Saturday, July 18, 2009

New at the Morgan

Many interesting items at the exhibition, "New at the Morgan: Acquisitions since 2004." An Irving Penn photograph of T. S. Eliot has the poet seated, cross-legged, and hiding his hands behind him. Another Penn photograph has Norman Mailer sprawled on a chair, crotch defying the viewer. A Diane Arbus photo of Auden and Marianne Moore, arm-in-arm, taken at an Auden reading. A letter from Eliot to a college pal when both were in their late twenties, and Eliot was already famous includes a jokey poem about buggery at the altar. A letter from Robert Frost to Conrad Aiken about a tennis date, which reminded me his stricture against writing without meter. A letter from Henry James to Zola supporting the latter's public protest in the Dreyfus affair. An early draft of "In the White Giant's Thigh" by Dylan Thomas: his handwriting is, surprisingly, small and neat. A still life drawing, with chocolaterie, by Matisse showing the impact of van Gogh's draughtsmanship. A delicate chalk drawing of a girl's head by Watteau. And by John Sargent Singer a lovely watercolor portrait of Paul-Cesar Helleu, who painted the ceiling of Grand Central.

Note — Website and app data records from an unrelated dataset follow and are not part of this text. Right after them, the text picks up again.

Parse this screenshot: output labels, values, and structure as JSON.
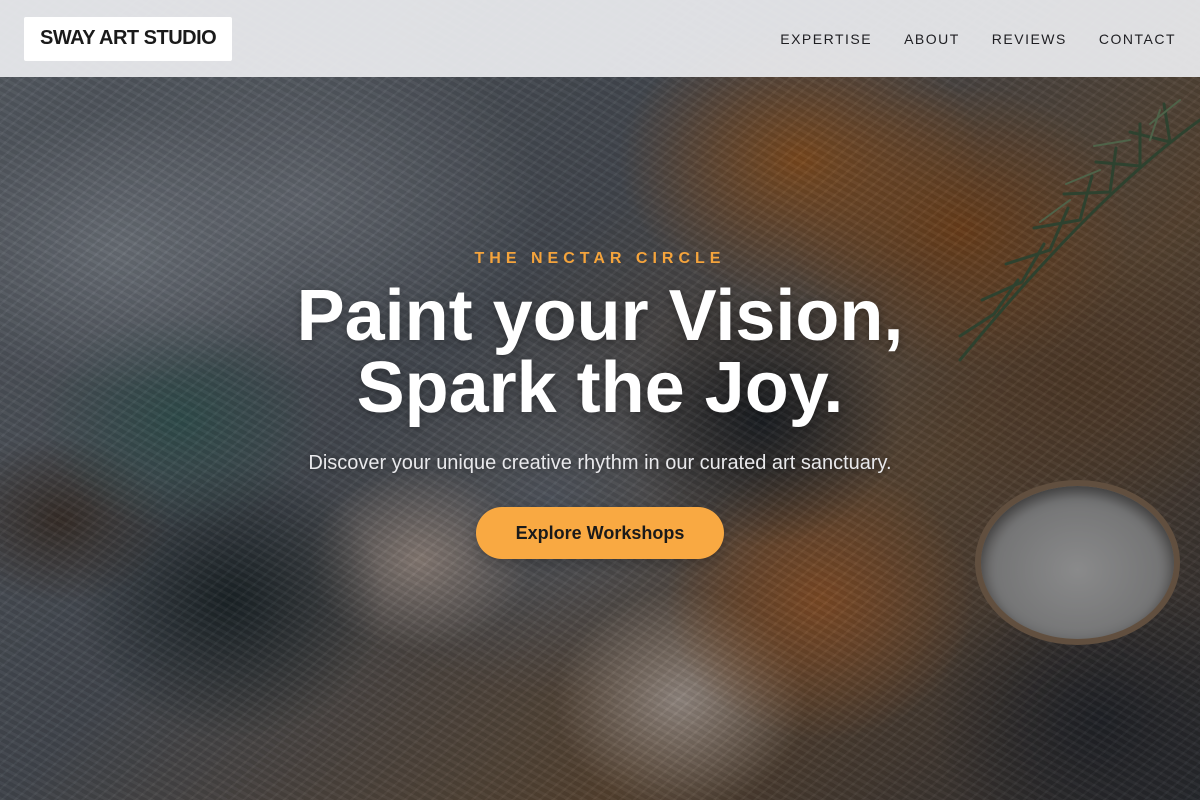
{
  "brand": {
    "name": "SWAY ART STUDIO"
  },
  "nav": {
    "items": [
      {
        "label": "EXPERTISE"
      },
      {
        "label": "ABOUT"
      },
      {
        "label": "REVIEWS"
      },
      {
        "label": "CONTACT"
      }
    ]
  },
  "hero": {
    "eyebrow": "THE NECTAR CIRCLE",
    "headline_line1": "Paint your Vision,",
    "headline_line2": "Spark the Joy.",
    "subheadline": "Discover your unique creative rhythm in our curated art sanctuary.",
    "cta_label": "Explore Workshops"
  },
  "colors": {
    "accent": "#f9a942",
    "eyebrow": "#f5a43c",
    "nav_background": "#ebecef",
    "headline": "#ffffff"
  }
}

The other exhibition "Creating the Modern Stage: Designs for Theater and Opera" looks at the influence of Swiss designer Adolphe Appia (1862-1928) and his British follower Edward Gordon Craig (1972-1966) on modernizing stage design. Instead of illusionism, they opted for atmospheric forms and colors that evoked the emotive force of the drama. The second section of the show looks at how Central Europe, in particularly the Viennese Secession, applies their ideas, and the third section highlights the Russians. The fourth and biggest section focuses on the Americans. I like this section best, especially the drawings that combine more realistic forms with a heightened poetry. They have greater human warmth than the more purely abstract approach of the Europeans. The designer Robert Edmond Jones (1887-1954) embodies the more eclectic and amalgamated approach of the Americans, putting stage design at the service of the director's vision.

I am not a big fan of illuminated manuscripts, but "Pages of Gold" has some wonderfully bold and beautiful single leaves by the Italians. In one, a prayer for the Eucharist, the initial is decorated with a painting of the last supper. Unlike the other disciples, Judas is haloed in black, edged with scorpions. The scorpions are apparently an allusion to Augustine's idea about the minds of plotters. They remind me of Macbeth's "O full of scorpions is my mind."

No comments: